Dr. Heffernan plans to have an experiment group receive KOS information before planning a lesson, and a control group to plan a lesson without KOS information. If the group randomly assigned to the experiment condition has higher levels of student learning, that would show that KOS **causes** more effective lessons. By randomly assigning teachers into both conditions, we hope to demonstrate that KOS can be effective on both novice teachers and experienced teachers who are adopting new curricula such as Illustrative Mathematics.

**Table 1.** Proposed Experimental Design to Test if Giving KOS Leads to Better Learning.

As shown in Table 1, teachers given KOS for a Class Topic will be informed of students’ general performance before they begin teaching their lesson. After the lesson, teachers will assign an “Exit Ticket” that will serve as Posttest 1. Immediately following Posttest 1, teachers given KOS will be told how their students performed, which may inform their homework development. The presence of KOS may lead teachers to create a different homework assignment than planned. In order to isolate the effect of homework, Posttest 2 will be administered when students arrive in class the next day. Then, teachers given KOS will be provided with information specific to their students’ performance, including CWAs. The presence of KOS-C may lead teachers to better orchestrate homework review and class discussion. Following this homework review and discussion, Posttest 3 will be administered to isolate the effect of this review. Finally, Posttest 4 will be administered with a one-day delay to assess student retention patterns. For the Class Topic on which teachers are not given KOS, they will follow traditional practices as shown in Table 1, with posttests administered in the same fashion.

**Table 3. **Proposed experimental design to see if ID adds value above and beyond giving KOS.

## ASSISTments for KOS

ASSISTments is developing a Common Wrong Answer (CWA) feedback feature to the ASSISTments platform. This feature will increase teacher KOS, making it easier to clarify student misconceptions.

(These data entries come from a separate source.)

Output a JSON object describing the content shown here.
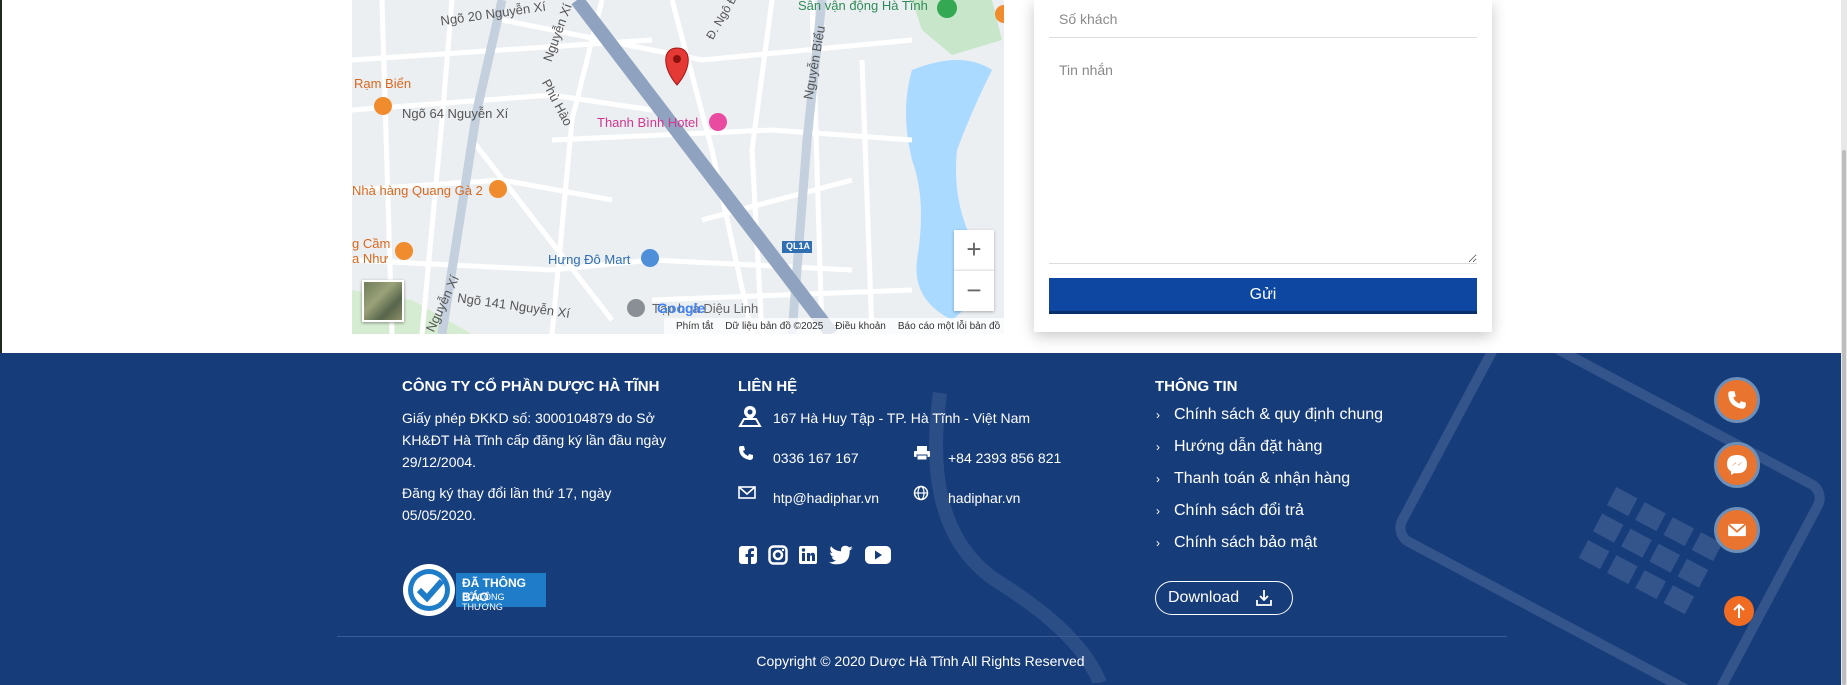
{
  "map": {
    "labels": {
      "ngo20": "Ngõ 20 Nguyễn Xí",
      "nguyenxi_a": "Nguyễn Xí",
      "dngo": "Đ. Ngô Đ",
      "sanvandong": "Sân vận động Hà Tĩnh",
      "nguyenbieu": "Nguyễn Biểu",
      "rambien": "Rạm Biển",
      "ngo64": "Ngõ 64 Nguyễn Xí",
      "phuhao": "Phù Hào",
      "thanhbinh": "Thanh Bình Hotel",
      "quangga": "Nhà hàng Quang Gà 2",
      "camnhu": "g Cầm\na Như",
      "hungdo": "Hưng Đô Mart",
      "ql1a": "QL1A",
      "nguyenxi_b": "Nguyễn Xí",
      "ngo141": "Ngõ 141 Nguyễn Xí",
      "dieulinh": "Tạp hoá Diệu Linh",
      "google": "Google"
    },
    "footer": [
      "Phím tắt",
      "Dữ liệu bản đồ ©2025",
      "Điều khoản",
      "Báo cáo một lỗi bản đồ"
    ],
    "zoom_in": "+",
    "zoom_out": "−"
  },
  "form": {
    "guests_placeholder": "Số khách",
    "message_placeholder": "Tin nhắn",
    "submit_label": "Gửi"
  },
  "footer": {
    "company": {
      "title": "CÔNG TY CỔ PHẦN DƯỢC HÀ TĨNH",
      "license_1": "Giấy phép ĐKKD số: 3000104879 do Sở",
      "license_2": "KH&ĐT Hà Tĩnh cấp đăng ký lần đầu ngày",
      "license_3": "29/12/2004.",
      "change_1": "Đăng ký thay đổi lần thứ 17, ngày",
      "change_2": "05/05/2020.",
      "badge_main": "ĐÃ THÔNG BÁO",
      "badge_sub": "BỘ CÔNG THƯƠNG"
    },
    "contact": {
      "title": "LIÊN HỆ",
      "address": "167 Hà Huy Tập - TP. Hà Tĩnh - Việt Nam",
      "phone": "0336 167 167",
      "fax": "+84 2393 856 821",
      "email": "htp@hadiphar.vn",
      "website": "hadiphar.vn"
    },
    "info": {
      "title": "THÔNG TIN",
      "links": [
        "Chính sách & quy định chung",
        "Hướng dẫn đặt hàng",
        "Thanh toán & nhận hàng",
        "Chính sách đổi trả",
        "Chính sách bảo mật"
      ],
      "download": "Download"
    },
    "copyright": "Copyright © 2020 Dược Hà Tĩnh All Rights Reserved"
  },
  "icons": [
    "map-pin-icon",
    "phone-icon",
    "printer-icon",
    "mail-icon",
    "globe-icon",
    "facebook-icon",
    "instagram-icon",
    "linkedin-icon",
    "twitter-icon",
    "youtube-icon",
    "chevron-right-icon",
    "download-icon",
    "messenger-icon",
    "arrow-up-icon"
  ],
  "colors": {
    "footer_bg": "#163c7a",
    "button": "#0d47a1",
    "accent": "#e8742f"
  }
}
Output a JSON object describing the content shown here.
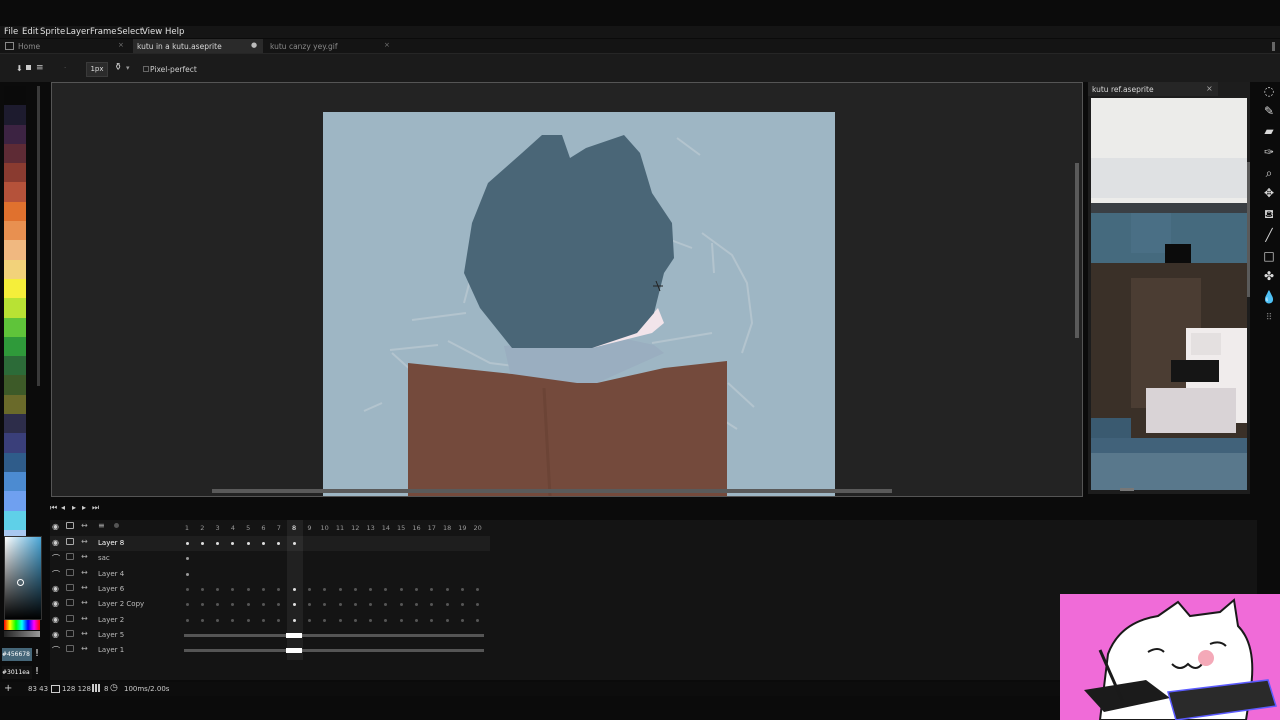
{
  "menu": [
    "File",
    "Edit",
    "Sprite",
    "Layer",
    "Frame",
    "Select",
    "View",
    "Help"
  ],
  "tabs": [
    {
      "label": "Home",
      "active": false
    },
    {
      "label": "kutu in a kutu.aseprite",
      "active": true
    },
    {
      "label": "kutu canzy yey.gif",
      "active": false
    }
  ],
  "toolbar": {
    "brush_size": "1px",
    "pixel_perfect_label": "Pixel-perfect"
  },
  "palette": [
    "#0a0a0a",
    "#1d1b2e",
    "#3c2342",
    "#5e2b35",
    "#8a3b30",
    "#b5523a",
    "#e0712e",
    "#e89050",
    "#f0b880",
    "#f2d27a",
    "#f5ee3a",
    "#b8e234",
    "#5fc43a",
    "#2f9a3a",
    "#2c6b38",
    "#3d5a28",
    "#6a6a2a",
    "#2d2d4a",
    "#3a3f7a",
    "#2f5c8a",
    "#4c8bd1",
    "#6fa0f0",
    "#5fd0e8",
    "#a8c8f0",
    "#ffffff",
    "#b0b8c0"
  ],
  "colors": {
    "fg_hex": "#456678",
    "bg_hex": "#3011ea",
    "accent": "#456678",
    "skin": "#7a4b3a"
  },
  "reference": {
    "title": "kutu ref.aseprite"
  },
  "timeline": {
    "frames": [
      "1",
      "2",
      "3",
      "4",
      "5",
      "6",
      "7",
      "8",
      "9",
      "10",
      "11",
      "12",
      "13",
      "14",
      "15",
      "16",
      "17",
      "18",
      "19",
      "20"
    ],
    "current_frame": 8,
    "layers": [
      {
        "name": "Layer 8",
        "visible": true,
        "locked": true
      },
      {
        "name": "sac",
        "visible": false,
        "locked": false
      },
      {
        "name": "Layer 4",
        "visible": false,
        "locked": false
      },
      {
        "name": "Layer 6",
        "visible": true,
        "locked": false
      },
      {
        "name": "Layer 2 Copy",
        "visible": true,
        "locked": false
      },
      {
        "name": "Layer 2",
        "visible": true,
        "locked": false
      },
      {
        "name": "Layer 5",
        "visible": true,
        "locked": false
      },
      {
        "name": "Layer 1",
        "visible": false,
        "locked": false
      }
    ]
  },
  "status": {
    "coords": "83 43",
    "size": "128 128",
    "frame": "8",
    "duration": "100ms/2.00s"
  }
}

In the figure to the left, a teacher is able to view the CWA for an assigned problem. She is able to use this information to probe the class for an explanation of the misconception and to make remediation of the misconception a focal point of her homework review.